Prableen Kaur has arrived at Grorud Naersenter, a drab shopping mall on the outskirts of Oslo, armed with hundreds of red roses and an unshakable faith in Norway’s democracy. The roses are an easy sell. “It’s an icebreaker — people usually don’t say no,” the 20-year-old Labor Party candidate says as she thrusts flowers and campaign leaflets into shoppers’ hands.
Harder to understand is her tolerance toward those sharing the views of Anders Behring Breivik, the white supremacist who left her cowering under the bodies of her friends as he calmly shot dead 69 people at a Labor Party youth camp on Utoya Island two years ago. He claimed to be on a crusade against multiculturalism and immigration, intent on wiping out the future generation of a party he blamed for the “Islamic invasion” of Norway.
“People can share their thoughts and their opinions — it is their democratic right,” says Kaur, who survived the July 22 massacre by leaping into the cold fjord. “I think democracy works better if every different opinion can be a part of the debate.”
The problem for Kaur is that the democratic system she cherishes is forecast to oust the Labor Party after eight years in power. Elections next month could even see an anti-immigration party that once counted Breivik as a member join a coalition government for the first time.
Outside the political process, far-right extremists whose voices fell silent after the attacks are back on blogs peddling their hate. Kaur points to a proliferation of anti-immigrant views on the comments sections of newspaper websites. Ronny Alte, the former head of the extreme-right Norwegian Defence League who quit after Breivik’s massacre, now runs a new website that includes rants against Islamic culture. Antiracism campaigners say society failed to mount any real challenge to their views after Utoya, preferring to blame a lone fanatic rather than examining some of the more mainstream prejudices that shaped his worldview. The extremists, says Shoaib Mohammad Sultan, an adviser to the Norwegian Centre Against Racism, “have sort of got away with it.”
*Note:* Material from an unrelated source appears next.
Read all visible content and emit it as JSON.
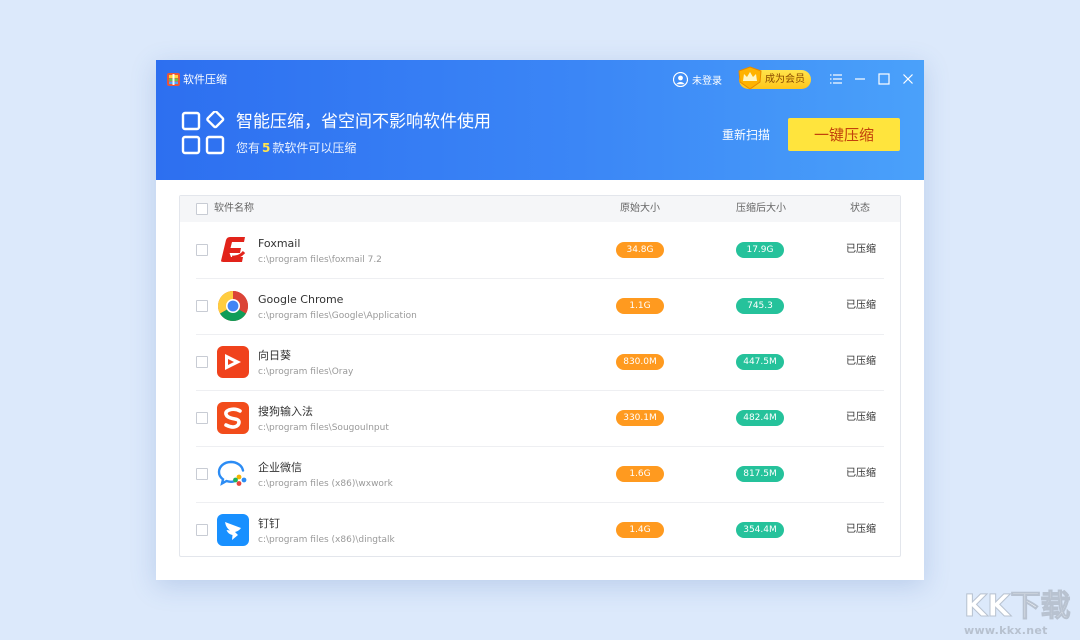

In theory, Norway should be immune to some of the more inflammatory rhetoric aimed at migrants elsewhere in Europe, where high unemployment leaves locals looking for easy scapegoats. The vast oil reserves discovered in the 1960s have transformed Norway into one of the richest nations in the world, with generous state benefits and enough jobs to go around.
But there remain pronounced existential fears that far-right parties across the sparsely populated north of Europe exploit: a perception that traditional Scandinavian values of liberalism and Christianity are under threat, in particular by radical Islam, despite just a tiny minority of people airing such views. Norway is not alone. An anti-immigration party frequently polls as the third most popular in Sweden. The Danish Prime Minister this week felt compelled to stress that pork meatballs should be served at day-care centers, after a noisy tabloid debate about Islamic customs being adopted by state institutions.
That Norway failed to turn a corner after Breivik’s massacre is disappointment to many of his intended victims. In the months that followed the attack, it looked like the impact on the political debate could be profound. Although the anti-immigration Progress Party immediately condemned the actions of Breivik, who left their ranks in 2006, it lost a third of its support at municipal elections in 2011. The Labor Prime Minister Jens Stoltenberg was praised for his dignity and sensitivity, and the party fared better than expected at the local polls.
But the wave of sympathy was tarnished a year later when a report revealed a catalog of security failings leading up to Breivik’s rampage. The Progress Party, meanwhile, has tweaked some of its rhetoric and now bills itself as a mainstream movement in the mold of U.S. Republicans or the British Conservative Party. “Our heroes,” Progress Party candidate Kristian Norheim says as he walks past photos of Margaret Thatcher and Ronald Reagan adorning the corridors of their offices.
Norheim is at pains to portray the Progress Party as a “folkish” movement guided by Ayn Rand’s philosophy of the power of the individual over the state. Questions about previous pledges to cap immigration and their views on Muslims are met with tracts on protecting freedom of speech and women’s rights. Breivik is referred to as “that bastard.”
But comments by Progress Party leader Siv Jensen last year that Norway should “arrange a bus” and deport people from the Roma minority raised concerns that their values remained the same.
“I had hoped that the debate had changed and that it would be a more tolerant debate, at least from the politicians,” says Asmund Aukrust, 28, one of 33 Labor Party members running for Parliament next month who survived the Utoya massacre.
How many people share such views will become clearer after the elections. Current opinion polls suggest a Conservative-led coalition that would likely include the Progress Party, with voters looking for a change after two terms of Labor. But whichever party emerges victorious, Labor candidates are adamant that there is one person who will never win. That is Breivik, who is currently serving a 21-year sentence for the island shooting and a bomb in Oslo that killed eight.
“His goal was to crush the Labor Party,” says Stine Renate Haheim, another Utoya survivor running for office. “He didn’t succeed. The AUF [Labor Party youth wing] is stronger than ever.”